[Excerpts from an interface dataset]
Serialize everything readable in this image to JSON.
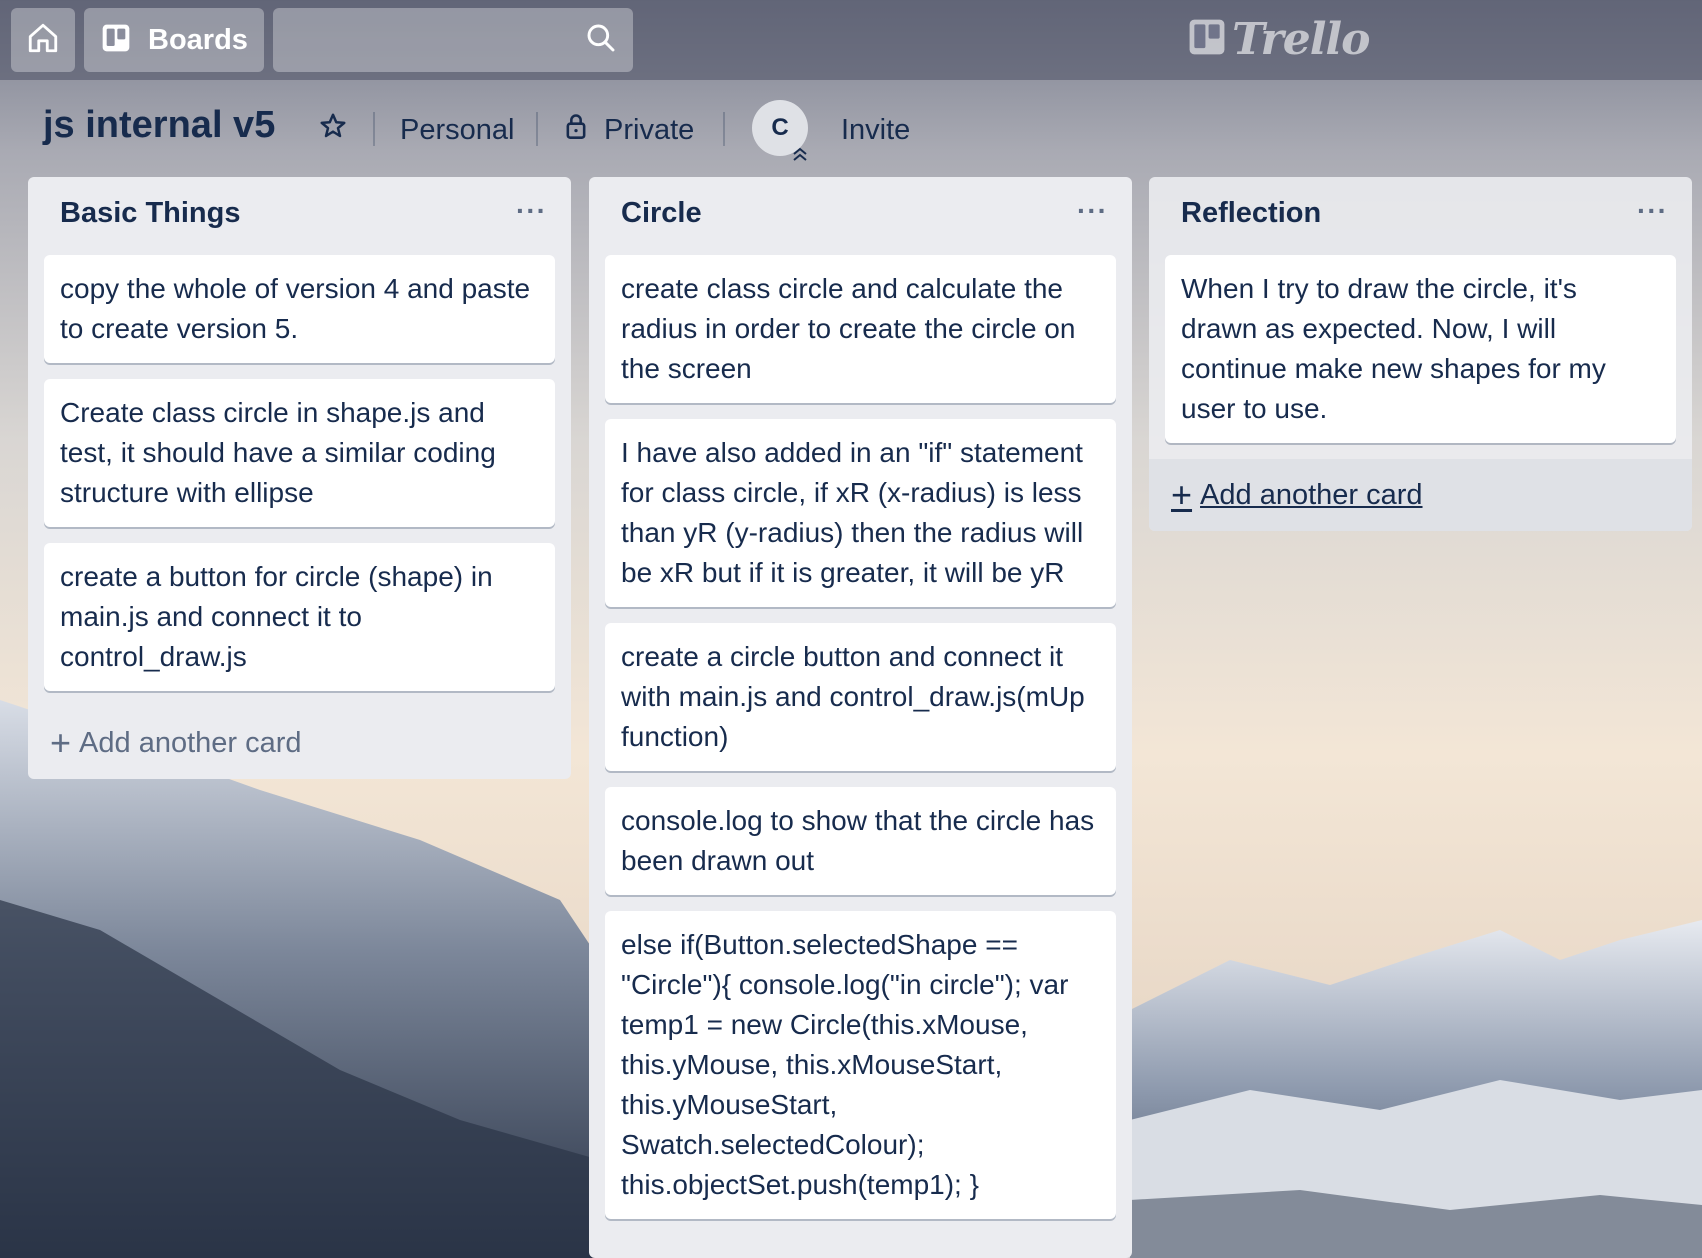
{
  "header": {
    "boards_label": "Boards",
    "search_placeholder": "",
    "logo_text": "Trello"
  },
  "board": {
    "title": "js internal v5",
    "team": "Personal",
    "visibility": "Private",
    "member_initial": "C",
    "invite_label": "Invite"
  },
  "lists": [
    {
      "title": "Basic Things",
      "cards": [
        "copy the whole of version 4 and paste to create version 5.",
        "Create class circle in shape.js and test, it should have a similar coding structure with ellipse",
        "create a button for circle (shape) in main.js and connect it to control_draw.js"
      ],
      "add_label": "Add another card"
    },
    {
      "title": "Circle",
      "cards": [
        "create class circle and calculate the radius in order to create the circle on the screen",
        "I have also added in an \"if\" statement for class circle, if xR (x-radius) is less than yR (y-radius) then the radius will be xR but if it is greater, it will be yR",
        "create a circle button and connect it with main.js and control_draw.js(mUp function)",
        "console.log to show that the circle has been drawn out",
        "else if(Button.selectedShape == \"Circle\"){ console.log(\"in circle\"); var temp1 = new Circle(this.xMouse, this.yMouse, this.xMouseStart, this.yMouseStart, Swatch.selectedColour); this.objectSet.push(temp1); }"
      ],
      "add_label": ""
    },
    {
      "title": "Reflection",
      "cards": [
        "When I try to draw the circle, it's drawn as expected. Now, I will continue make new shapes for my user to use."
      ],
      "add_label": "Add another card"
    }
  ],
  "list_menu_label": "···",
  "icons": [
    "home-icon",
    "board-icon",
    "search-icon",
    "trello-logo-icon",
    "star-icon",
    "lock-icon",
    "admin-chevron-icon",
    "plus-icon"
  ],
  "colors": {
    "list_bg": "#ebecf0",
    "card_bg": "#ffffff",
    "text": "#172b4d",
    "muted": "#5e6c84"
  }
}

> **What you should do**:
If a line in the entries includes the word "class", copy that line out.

> **Result for this task**:
        "Create class circle in shape.js and test, it should have a similar coding structure with ellipse",
        "create class circle and calculate the radius in order to create the circle on the screen",
        "I have also added in an \"if\" statement for class circle, if xR (x-radius) is less than yR (y-radius) then the radius will be xR but if it is greater, it will be yR",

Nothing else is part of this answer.